• _REQUIREMENT_
Using the records below, filter out every line that lacks "疯小老头不疯" and copy the rest.

• _EXERCISE INPUT_
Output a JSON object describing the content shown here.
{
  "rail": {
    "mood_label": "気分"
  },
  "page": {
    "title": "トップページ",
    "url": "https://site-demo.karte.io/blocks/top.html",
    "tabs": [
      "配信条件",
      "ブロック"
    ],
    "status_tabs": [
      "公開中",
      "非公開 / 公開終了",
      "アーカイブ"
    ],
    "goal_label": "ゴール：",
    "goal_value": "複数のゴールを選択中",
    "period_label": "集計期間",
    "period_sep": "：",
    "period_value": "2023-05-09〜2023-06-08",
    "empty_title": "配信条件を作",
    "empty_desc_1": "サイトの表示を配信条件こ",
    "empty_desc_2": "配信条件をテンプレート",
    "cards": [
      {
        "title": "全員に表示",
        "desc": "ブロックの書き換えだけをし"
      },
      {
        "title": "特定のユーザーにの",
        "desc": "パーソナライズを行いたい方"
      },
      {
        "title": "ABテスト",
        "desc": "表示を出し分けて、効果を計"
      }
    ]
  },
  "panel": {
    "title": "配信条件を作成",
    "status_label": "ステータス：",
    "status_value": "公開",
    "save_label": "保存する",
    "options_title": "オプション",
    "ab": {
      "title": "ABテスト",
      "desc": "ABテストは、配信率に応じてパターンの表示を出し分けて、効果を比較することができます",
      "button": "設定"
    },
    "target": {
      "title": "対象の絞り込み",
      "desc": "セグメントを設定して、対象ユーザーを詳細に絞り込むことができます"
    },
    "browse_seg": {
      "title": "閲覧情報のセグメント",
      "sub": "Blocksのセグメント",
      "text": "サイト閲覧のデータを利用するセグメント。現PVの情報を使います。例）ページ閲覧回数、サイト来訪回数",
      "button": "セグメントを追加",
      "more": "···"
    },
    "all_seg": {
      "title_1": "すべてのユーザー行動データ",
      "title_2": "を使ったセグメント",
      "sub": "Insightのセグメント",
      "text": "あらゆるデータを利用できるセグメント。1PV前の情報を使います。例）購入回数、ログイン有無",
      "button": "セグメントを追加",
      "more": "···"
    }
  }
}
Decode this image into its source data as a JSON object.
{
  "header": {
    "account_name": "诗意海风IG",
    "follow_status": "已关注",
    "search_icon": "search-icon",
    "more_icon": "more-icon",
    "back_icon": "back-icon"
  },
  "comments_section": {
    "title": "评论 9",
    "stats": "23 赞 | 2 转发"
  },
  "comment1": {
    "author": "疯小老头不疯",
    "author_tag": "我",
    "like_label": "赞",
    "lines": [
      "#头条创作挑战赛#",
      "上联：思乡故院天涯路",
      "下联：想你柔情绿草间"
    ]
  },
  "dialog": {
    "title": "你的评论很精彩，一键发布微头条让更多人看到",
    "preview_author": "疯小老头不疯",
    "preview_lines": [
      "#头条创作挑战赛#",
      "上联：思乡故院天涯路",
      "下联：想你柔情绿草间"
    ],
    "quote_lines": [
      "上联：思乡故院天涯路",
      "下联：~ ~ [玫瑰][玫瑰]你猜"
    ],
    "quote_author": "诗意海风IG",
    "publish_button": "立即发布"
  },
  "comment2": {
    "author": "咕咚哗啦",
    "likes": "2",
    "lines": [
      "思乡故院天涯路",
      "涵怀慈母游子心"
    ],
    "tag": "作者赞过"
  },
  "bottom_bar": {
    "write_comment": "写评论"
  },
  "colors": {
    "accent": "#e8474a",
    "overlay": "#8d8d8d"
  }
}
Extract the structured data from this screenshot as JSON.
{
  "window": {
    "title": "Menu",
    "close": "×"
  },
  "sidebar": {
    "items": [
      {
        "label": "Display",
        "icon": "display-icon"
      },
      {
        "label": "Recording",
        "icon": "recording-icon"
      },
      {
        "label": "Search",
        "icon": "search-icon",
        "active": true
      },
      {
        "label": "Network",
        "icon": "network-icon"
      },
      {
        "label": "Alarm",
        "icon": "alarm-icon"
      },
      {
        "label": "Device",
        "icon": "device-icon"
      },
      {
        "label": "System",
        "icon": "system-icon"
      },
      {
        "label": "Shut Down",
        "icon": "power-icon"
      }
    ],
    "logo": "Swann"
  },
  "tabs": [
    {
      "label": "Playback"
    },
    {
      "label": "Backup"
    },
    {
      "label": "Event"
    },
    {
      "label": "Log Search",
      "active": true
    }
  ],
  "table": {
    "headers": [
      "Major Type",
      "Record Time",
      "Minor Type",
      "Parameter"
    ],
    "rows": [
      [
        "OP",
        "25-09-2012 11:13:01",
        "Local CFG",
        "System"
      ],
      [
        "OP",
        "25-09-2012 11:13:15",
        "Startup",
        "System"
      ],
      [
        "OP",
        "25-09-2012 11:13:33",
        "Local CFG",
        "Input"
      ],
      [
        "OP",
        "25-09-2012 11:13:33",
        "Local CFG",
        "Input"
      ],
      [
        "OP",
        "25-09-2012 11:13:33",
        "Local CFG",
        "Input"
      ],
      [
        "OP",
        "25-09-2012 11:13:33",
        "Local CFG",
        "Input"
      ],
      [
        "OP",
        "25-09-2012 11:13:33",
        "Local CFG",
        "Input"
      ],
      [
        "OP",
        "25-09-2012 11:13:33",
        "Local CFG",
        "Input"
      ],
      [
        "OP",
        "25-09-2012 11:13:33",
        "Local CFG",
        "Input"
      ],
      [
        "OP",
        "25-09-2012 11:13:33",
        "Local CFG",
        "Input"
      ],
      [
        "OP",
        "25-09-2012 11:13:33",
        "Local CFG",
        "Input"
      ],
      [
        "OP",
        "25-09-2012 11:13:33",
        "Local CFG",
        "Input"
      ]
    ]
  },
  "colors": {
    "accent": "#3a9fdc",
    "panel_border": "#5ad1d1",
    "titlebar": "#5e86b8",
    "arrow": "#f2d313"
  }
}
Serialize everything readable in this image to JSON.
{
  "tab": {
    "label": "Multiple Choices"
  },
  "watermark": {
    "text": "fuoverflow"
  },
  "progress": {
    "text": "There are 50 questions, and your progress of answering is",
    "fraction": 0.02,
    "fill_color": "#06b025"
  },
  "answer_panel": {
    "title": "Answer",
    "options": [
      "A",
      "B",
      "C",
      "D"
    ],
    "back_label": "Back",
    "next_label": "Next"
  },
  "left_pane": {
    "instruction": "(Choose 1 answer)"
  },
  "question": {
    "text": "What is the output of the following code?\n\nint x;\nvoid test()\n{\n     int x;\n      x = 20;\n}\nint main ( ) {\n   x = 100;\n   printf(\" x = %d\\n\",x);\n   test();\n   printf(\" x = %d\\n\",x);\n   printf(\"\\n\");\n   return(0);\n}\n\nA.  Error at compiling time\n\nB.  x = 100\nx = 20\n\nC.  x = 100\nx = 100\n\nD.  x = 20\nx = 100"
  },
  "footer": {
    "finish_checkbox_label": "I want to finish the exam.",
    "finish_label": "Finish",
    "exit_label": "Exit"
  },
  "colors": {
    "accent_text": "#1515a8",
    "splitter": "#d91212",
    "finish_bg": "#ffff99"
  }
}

• _FINAL ANSWER_
    "author": "疯小老头不疯",
    "preview_author": "疯小老头不疯",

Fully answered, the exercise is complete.